Where does the word "menu" show up in the records? Copy every line that has it.

[Data about app and page elements]
■ ■ ■
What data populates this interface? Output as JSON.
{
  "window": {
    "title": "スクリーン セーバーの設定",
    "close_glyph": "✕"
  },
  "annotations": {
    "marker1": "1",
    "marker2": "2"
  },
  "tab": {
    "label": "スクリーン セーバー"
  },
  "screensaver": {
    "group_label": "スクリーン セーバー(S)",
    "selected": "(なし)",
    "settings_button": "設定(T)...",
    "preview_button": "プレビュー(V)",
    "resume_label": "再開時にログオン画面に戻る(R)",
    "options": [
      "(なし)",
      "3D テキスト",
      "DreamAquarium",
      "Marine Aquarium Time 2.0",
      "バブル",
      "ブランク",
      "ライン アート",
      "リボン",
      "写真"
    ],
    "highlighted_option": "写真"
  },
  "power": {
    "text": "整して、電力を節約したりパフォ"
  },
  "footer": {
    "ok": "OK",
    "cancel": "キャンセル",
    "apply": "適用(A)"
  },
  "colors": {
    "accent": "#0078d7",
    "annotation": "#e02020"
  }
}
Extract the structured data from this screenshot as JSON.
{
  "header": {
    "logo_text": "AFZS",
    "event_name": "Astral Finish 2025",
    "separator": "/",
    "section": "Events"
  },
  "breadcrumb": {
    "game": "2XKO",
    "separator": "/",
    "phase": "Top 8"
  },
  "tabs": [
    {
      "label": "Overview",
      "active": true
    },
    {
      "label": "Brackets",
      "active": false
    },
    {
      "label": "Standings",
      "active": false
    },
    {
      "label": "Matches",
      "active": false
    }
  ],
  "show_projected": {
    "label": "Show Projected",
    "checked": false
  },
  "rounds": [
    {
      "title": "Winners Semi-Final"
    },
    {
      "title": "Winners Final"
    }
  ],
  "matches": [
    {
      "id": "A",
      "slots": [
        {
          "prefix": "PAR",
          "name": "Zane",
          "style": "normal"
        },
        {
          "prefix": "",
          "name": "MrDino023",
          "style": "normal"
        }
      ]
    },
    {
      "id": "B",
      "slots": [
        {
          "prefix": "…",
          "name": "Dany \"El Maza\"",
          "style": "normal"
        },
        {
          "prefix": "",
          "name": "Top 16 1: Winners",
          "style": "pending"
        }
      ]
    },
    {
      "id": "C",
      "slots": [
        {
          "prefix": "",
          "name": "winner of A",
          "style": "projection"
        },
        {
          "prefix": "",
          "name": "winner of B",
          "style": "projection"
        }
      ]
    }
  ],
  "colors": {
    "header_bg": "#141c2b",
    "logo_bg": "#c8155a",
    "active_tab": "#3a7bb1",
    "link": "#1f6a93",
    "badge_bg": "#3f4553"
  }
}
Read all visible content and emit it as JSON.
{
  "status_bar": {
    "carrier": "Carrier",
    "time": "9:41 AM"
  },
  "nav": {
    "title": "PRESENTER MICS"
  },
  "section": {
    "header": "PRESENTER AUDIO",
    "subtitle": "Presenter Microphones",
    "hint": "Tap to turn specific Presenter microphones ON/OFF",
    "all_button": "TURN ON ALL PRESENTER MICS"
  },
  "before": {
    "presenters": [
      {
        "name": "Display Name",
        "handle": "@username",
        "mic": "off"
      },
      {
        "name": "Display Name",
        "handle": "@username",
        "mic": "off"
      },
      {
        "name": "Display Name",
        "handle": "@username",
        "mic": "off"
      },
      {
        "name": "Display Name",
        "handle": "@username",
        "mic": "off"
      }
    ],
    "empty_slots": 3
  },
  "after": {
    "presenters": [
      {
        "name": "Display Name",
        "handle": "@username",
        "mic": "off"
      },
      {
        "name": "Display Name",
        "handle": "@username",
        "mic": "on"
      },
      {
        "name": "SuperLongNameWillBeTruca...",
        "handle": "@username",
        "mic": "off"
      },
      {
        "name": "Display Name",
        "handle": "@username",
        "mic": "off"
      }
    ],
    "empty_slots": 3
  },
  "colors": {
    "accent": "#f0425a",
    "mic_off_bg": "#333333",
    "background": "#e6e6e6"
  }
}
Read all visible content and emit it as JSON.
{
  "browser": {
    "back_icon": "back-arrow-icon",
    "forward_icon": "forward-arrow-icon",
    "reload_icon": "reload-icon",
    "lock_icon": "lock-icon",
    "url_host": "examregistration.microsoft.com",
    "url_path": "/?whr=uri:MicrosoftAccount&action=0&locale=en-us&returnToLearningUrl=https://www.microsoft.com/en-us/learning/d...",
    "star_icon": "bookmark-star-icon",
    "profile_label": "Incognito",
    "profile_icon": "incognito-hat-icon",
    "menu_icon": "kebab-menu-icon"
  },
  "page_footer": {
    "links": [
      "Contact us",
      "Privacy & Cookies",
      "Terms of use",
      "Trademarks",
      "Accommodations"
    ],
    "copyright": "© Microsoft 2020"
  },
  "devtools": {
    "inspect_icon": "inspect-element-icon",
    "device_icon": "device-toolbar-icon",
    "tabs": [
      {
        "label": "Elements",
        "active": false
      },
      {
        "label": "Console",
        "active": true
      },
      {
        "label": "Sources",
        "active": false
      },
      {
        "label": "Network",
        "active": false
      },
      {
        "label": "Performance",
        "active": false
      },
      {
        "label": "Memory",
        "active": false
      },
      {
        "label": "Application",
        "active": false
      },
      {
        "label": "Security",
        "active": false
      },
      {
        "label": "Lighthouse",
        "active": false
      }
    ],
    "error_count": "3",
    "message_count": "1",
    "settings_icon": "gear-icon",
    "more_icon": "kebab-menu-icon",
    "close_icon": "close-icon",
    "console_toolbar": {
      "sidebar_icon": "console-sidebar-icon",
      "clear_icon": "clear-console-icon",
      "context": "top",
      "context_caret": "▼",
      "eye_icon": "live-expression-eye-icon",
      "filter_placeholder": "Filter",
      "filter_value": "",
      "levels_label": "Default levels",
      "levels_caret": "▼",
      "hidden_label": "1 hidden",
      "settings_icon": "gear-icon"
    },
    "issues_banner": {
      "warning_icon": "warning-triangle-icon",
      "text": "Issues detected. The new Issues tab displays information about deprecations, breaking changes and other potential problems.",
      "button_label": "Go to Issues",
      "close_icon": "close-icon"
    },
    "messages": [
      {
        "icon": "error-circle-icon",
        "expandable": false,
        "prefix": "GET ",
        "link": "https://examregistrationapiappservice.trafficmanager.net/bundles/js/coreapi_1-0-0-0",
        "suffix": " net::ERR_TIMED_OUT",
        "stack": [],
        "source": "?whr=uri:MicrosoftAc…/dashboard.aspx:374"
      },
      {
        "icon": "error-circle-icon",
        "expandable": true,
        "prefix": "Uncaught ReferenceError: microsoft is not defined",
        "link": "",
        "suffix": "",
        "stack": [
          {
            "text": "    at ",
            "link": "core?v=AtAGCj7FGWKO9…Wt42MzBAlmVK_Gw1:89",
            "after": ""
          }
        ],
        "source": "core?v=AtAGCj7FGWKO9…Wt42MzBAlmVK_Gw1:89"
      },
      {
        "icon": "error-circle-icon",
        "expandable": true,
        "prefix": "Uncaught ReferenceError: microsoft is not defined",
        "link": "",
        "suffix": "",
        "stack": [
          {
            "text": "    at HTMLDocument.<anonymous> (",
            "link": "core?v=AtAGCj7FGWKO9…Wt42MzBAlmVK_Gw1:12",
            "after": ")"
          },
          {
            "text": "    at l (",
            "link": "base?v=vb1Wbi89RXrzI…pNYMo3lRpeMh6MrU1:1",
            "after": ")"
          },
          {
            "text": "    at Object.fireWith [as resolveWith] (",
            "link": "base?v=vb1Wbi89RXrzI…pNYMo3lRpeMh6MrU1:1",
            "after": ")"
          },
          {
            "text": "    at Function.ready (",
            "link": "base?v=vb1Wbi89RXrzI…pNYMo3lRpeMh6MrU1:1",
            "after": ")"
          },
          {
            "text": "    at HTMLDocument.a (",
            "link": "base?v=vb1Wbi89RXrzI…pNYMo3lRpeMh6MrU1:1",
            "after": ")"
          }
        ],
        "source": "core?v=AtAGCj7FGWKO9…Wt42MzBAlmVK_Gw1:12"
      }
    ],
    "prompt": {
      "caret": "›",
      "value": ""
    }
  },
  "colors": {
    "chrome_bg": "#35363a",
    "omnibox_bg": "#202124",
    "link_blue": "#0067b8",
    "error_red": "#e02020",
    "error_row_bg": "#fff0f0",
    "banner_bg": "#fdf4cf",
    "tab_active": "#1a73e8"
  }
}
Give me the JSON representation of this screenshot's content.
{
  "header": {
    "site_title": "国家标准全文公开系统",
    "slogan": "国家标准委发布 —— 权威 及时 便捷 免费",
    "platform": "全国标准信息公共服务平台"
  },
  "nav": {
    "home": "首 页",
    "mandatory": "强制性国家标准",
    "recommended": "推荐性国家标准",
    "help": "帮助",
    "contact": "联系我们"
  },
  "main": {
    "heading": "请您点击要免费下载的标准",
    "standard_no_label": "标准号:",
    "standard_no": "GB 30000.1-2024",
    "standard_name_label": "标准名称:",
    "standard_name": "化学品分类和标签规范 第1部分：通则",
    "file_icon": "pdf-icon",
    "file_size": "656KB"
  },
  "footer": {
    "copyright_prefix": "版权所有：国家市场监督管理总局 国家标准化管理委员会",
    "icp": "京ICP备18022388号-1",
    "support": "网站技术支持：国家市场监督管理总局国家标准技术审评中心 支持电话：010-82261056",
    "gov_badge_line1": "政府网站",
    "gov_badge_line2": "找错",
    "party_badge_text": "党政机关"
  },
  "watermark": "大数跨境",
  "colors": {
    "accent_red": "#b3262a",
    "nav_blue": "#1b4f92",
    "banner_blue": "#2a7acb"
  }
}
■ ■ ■
## Output of the exercise
    "menu_icon": "kebab-menu-icon"
    "more_icon": "kebab-menu-icon",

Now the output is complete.